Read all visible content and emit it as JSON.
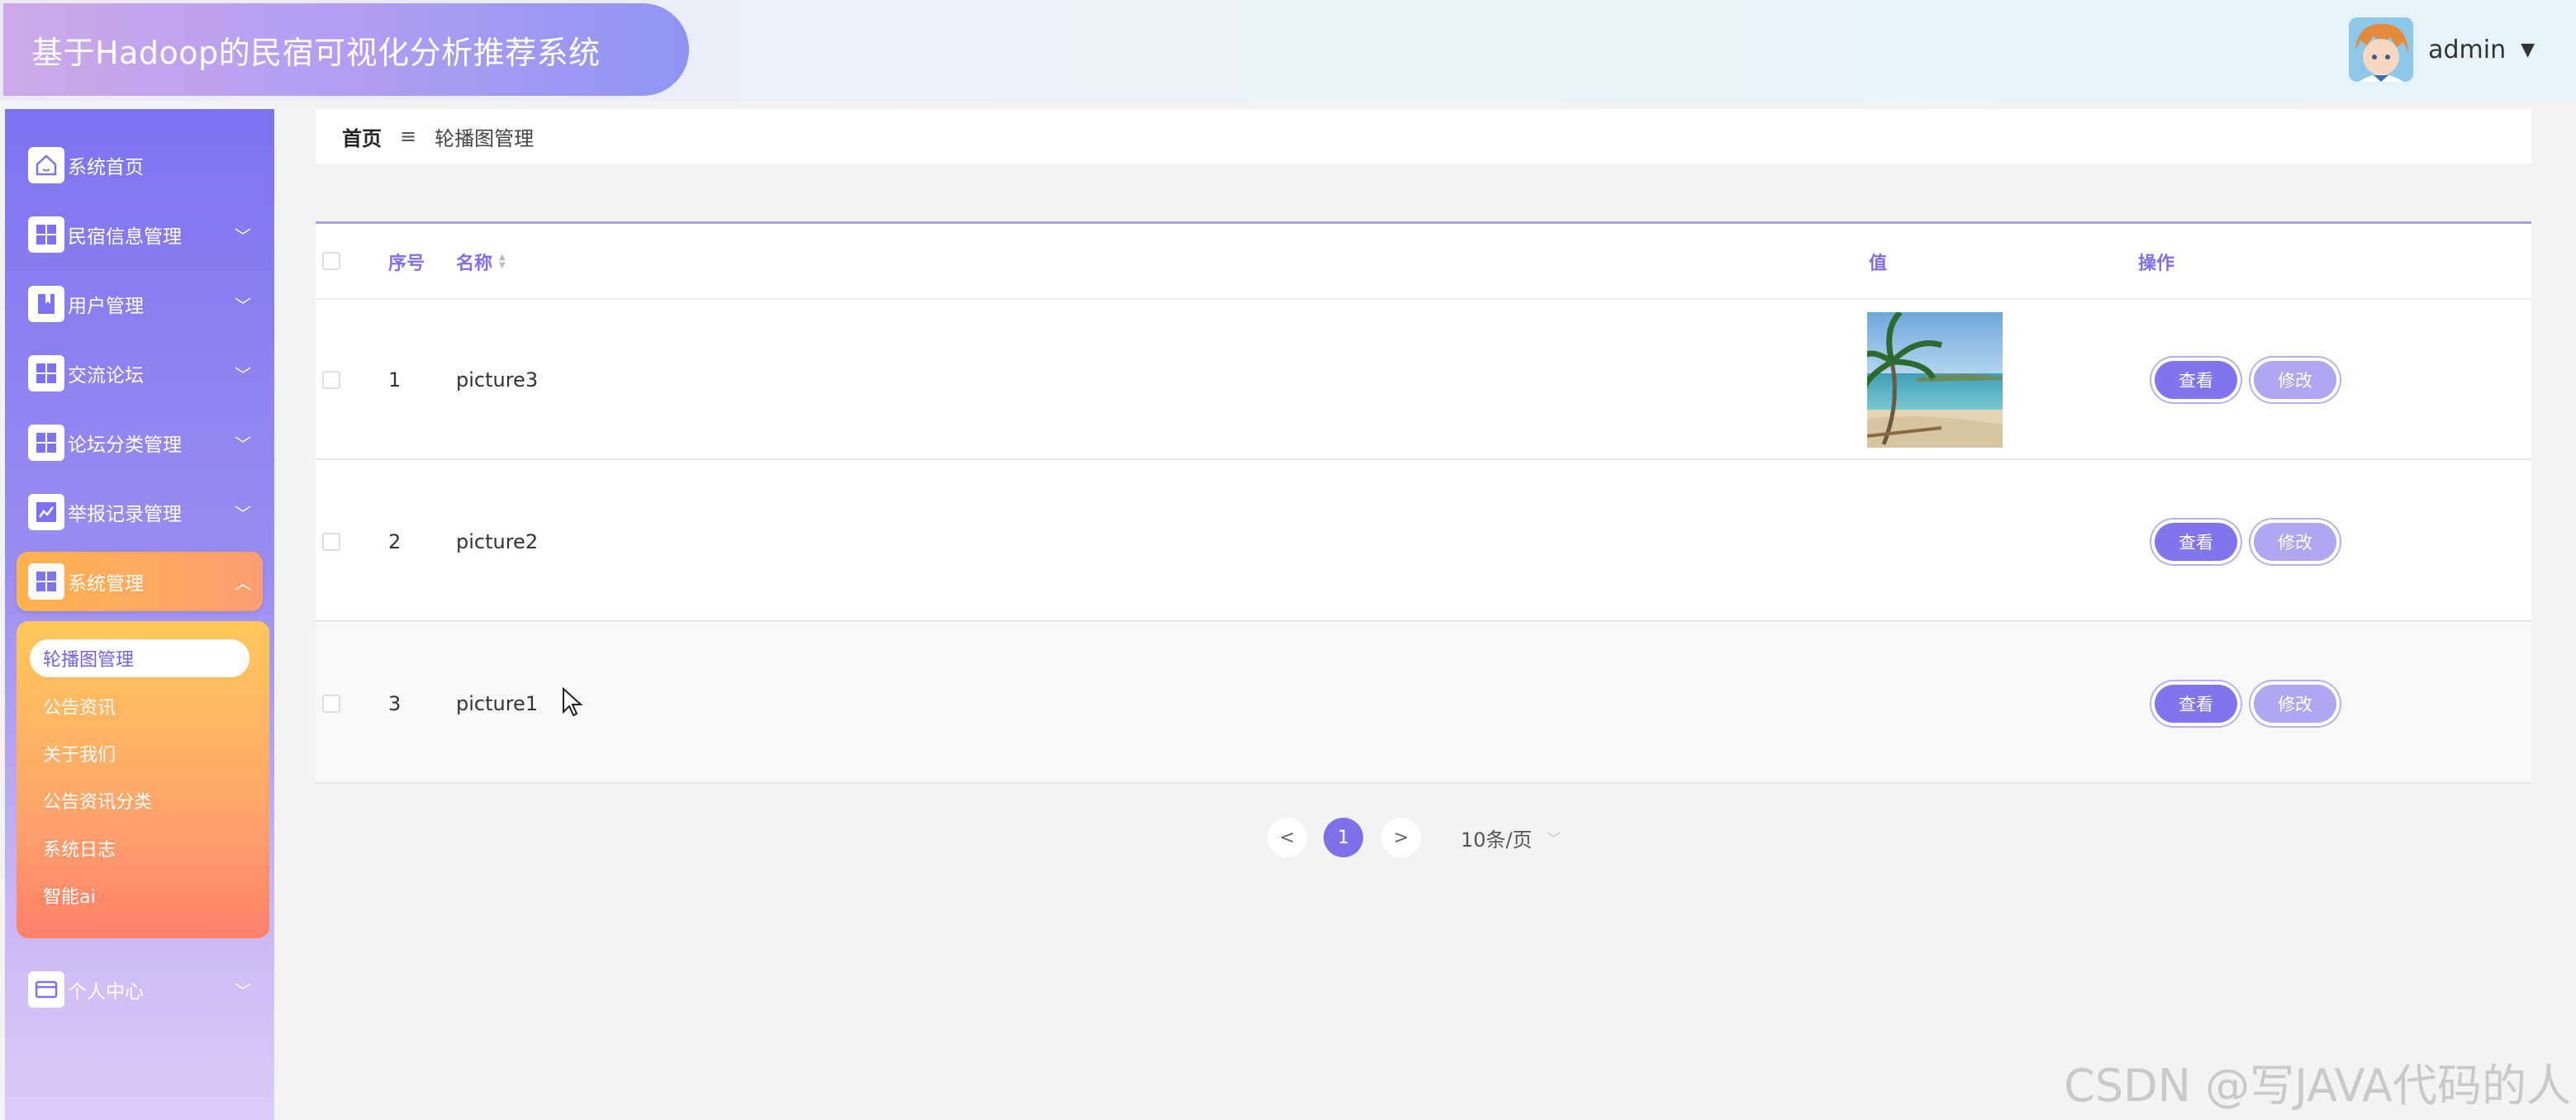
{
  "header": {
    "title": "基于Hadoop的民宿可视化分析推荐系统",
    "user_name": "admin"
  },
  "sidebar": {
    "items": [
      {
        "label": "系统首页",
        "icon": "home-icon"
      },
      {
        "label": "民宿信息管理",
        "icon": "grid-icon"
      },
      {
        "label": "用户管理",
        "icon": "bookmark-icon"
      },
      {
        "label": "交流论坛",
        "icon": "grid-icon"
      },
      {
        "label": "论坛分类管理",
        "icon": "grid-icon"
      },
      {
        "label": "举报记录管理",
        "icon": "chart-icon"
      },
      {
        "label": "系统管理",
        "icon": "grid-icon"
      },
      {
        "label": "个人中心",
        "icon": "card-icon"
      }
    ],
    "submenu": [
      "轮播图管理",
      "公告资讯",
      "关于我们",
      "公告资讯分类",
      "系统日志",
      "智能ai"
    ]
  },
  "breadcrumb": {
    "home": "首页",
    "separator": "≡",
    "current": "轮播图管理"
  },
  "table": {
    "headers": {
      "index": "序号",
      "name": "名称",
      "value": "值",
      "actions": "操作"
    },
    "rows": [
      {
        "index": "1",
        "name": "picture3",
        "has_image": true
      },
      {
        "index": "2",
        "name": "picture2",
        "has_image": false
      },
      {
        "index": "3",
        "name": "picture1",
        "has_image": false
      }
    ],
    "view_label": "查看",
    "edit_label": "修改"
  },
  "pagination": {
    "prev": "<",
    "next": ">",
    "current_page": "1",
    "page_size": "10条/页"
  },
  "watermark": "CSDN @写JAVA代码的人",
  "colors": {
    "accent": "#7d70e8",
    "active_menu": "#ffb34d",
    "sidebar_top": "#7d73f1"
  }
}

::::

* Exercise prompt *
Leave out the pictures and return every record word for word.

* Result below *
Read all visible content and emit it as JSON.
{
  "header": {
    "title": "基于Hadoop的民宿可视化分析推荐系统",
    "user_name": "admin"
  },
  "sidebar": {
    "items": [
      {
        "label": "系统首页",
        "icon": "home-icon"
      },
      {
        "label": "民宿信息管理",
        "icon": "grid-icon"
      },
      {
        "label": "用户管理",
        "icon": "bookmark-icon"
      },
      {
        "label": "交流论坛",
        "icon": "grid-icon"
      },
      {
        "label": "论坛分类管理",
        "icon": "grid-icon"
      },
      {
        "label": "举报记录管理",
        "icon": "chart-icon"
      },
      {
        "label": "系统管理",
        "icon": "grid-icon"
      },
      {
        "label": "个人中心",
        "icon": "card-icon"
      }
    ],
    "submenu": [
      "轮播图管理",
      "公告资讯",
      "关于我们",
      "公告资讯分类",
      "系统日志",
      "智能ai"
    ]
  },
  "breadcrumb": {
    "home": "首页",
    "separator": "≡",
    "current": "轮播图管理"
  },
  "table": {
    "headers": {
      "index": "序号",
      "name": "名称",
      "value": "值",
      "actions": "操作"
    },
    "rows": [
      {
        "index": "1",
        "name": "picture3",
        "has_image": true
      },
      {
        "index": "2",
        "name": "picture2",
        "has_image": false
      },
      {
        "index": "3",
        "name": "picture1",
        "has_image": false
      }
    ],
    "view_label": "查看",
    "edit_label": "修改"
  },
  "pagination": {
    "prev": "<",
    "next": ">",
    "current_page": "1",
    "page_size": "10条/页"
  },
  "watermark": "CSDN @写JAVA代码的人",
  "colors": {
    "accent": "#7d70e8",
    "active_menu": "#ffb34d",
    "sidebar_top": "#7d73f1"
  }
}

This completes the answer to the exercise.